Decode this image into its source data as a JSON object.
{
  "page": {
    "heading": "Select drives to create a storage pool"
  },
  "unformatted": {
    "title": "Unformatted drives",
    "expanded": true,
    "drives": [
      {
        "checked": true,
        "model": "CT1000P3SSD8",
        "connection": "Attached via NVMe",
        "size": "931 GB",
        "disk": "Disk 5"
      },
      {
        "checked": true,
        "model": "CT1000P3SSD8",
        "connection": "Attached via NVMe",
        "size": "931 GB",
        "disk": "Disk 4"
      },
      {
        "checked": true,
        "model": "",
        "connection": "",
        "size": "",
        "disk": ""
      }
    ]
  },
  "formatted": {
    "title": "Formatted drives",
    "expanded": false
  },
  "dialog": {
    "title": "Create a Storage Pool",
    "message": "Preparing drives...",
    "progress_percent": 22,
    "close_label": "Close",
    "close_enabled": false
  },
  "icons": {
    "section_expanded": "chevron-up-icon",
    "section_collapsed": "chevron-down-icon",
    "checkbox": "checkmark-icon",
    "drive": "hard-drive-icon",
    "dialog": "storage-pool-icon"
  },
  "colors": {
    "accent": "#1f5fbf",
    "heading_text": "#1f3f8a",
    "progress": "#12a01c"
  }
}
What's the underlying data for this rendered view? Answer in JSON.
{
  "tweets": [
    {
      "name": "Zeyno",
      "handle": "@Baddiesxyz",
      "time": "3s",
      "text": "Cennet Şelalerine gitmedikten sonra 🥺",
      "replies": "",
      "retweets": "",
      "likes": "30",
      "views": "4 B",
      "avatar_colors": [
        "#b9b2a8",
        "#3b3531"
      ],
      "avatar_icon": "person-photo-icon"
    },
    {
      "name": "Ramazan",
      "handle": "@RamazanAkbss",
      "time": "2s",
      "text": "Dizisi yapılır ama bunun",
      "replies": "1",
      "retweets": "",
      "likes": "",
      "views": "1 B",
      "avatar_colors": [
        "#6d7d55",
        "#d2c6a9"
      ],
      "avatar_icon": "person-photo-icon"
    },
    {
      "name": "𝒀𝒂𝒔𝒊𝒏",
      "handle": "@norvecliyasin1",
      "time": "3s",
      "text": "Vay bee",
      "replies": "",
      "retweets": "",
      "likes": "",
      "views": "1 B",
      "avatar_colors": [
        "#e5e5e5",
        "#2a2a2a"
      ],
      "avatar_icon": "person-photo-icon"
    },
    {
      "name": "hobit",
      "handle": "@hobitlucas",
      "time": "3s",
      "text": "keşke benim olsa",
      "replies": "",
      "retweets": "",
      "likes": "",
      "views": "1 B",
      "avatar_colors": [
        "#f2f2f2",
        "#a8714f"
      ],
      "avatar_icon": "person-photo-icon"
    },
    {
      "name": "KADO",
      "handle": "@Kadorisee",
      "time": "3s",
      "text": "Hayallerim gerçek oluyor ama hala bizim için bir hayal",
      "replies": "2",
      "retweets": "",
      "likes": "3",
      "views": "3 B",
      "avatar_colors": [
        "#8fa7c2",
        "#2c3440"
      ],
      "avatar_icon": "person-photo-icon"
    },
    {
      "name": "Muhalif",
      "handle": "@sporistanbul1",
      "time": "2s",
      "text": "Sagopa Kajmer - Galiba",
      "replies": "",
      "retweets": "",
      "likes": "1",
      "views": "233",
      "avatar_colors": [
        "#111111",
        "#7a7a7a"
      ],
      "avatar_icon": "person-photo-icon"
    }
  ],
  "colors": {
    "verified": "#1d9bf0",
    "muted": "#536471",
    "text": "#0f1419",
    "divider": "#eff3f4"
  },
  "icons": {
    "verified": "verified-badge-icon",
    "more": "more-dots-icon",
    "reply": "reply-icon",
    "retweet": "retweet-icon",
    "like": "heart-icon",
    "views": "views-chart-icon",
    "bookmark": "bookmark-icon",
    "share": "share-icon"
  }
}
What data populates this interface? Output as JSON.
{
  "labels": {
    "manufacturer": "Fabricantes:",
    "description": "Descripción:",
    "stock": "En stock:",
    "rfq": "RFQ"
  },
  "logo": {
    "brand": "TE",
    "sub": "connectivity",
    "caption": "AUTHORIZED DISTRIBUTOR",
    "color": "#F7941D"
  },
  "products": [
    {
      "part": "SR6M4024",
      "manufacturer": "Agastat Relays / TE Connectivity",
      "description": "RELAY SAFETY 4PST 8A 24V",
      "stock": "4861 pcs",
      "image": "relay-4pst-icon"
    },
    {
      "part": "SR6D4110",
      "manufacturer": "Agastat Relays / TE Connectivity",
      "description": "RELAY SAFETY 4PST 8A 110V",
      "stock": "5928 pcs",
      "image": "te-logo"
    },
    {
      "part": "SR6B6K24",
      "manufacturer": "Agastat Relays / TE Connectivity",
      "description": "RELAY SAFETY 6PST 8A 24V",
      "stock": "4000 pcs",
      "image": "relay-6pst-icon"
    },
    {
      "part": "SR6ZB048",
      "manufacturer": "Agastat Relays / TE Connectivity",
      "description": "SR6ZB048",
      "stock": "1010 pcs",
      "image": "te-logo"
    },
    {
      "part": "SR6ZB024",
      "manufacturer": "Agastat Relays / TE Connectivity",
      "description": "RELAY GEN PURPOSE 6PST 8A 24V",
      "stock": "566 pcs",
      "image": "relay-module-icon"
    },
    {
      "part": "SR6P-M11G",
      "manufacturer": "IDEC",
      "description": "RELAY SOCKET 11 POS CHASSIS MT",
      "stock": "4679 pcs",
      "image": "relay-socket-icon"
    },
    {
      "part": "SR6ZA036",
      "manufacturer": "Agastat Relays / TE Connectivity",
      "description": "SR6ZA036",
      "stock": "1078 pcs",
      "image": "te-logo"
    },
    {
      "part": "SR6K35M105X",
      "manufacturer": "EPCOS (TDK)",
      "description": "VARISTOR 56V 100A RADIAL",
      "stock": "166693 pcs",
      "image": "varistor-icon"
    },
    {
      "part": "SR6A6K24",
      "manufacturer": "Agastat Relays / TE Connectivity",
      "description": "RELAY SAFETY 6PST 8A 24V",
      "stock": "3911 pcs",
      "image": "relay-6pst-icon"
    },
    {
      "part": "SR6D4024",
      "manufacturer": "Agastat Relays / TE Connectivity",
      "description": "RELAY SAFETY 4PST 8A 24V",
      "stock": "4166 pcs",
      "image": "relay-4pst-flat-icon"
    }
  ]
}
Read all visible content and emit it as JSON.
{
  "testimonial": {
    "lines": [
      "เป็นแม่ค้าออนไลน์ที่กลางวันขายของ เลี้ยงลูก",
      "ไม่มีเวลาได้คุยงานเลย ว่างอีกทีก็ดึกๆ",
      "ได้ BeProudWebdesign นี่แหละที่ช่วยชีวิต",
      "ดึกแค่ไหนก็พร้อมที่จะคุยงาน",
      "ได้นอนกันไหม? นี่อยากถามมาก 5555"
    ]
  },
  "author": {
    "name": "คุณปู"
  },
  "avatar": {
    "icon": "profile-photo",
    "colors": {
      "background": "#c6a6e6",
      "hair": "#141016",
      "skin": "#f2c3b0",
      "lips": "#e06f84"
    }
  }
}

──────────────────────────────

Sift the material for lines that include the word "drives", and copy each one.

    "heading": "Select drives to create a storage pool"
    "title": "Unformatted drives",
    "drives": [
    "title": "Formatted drives",
    "message": "Preparing drives...",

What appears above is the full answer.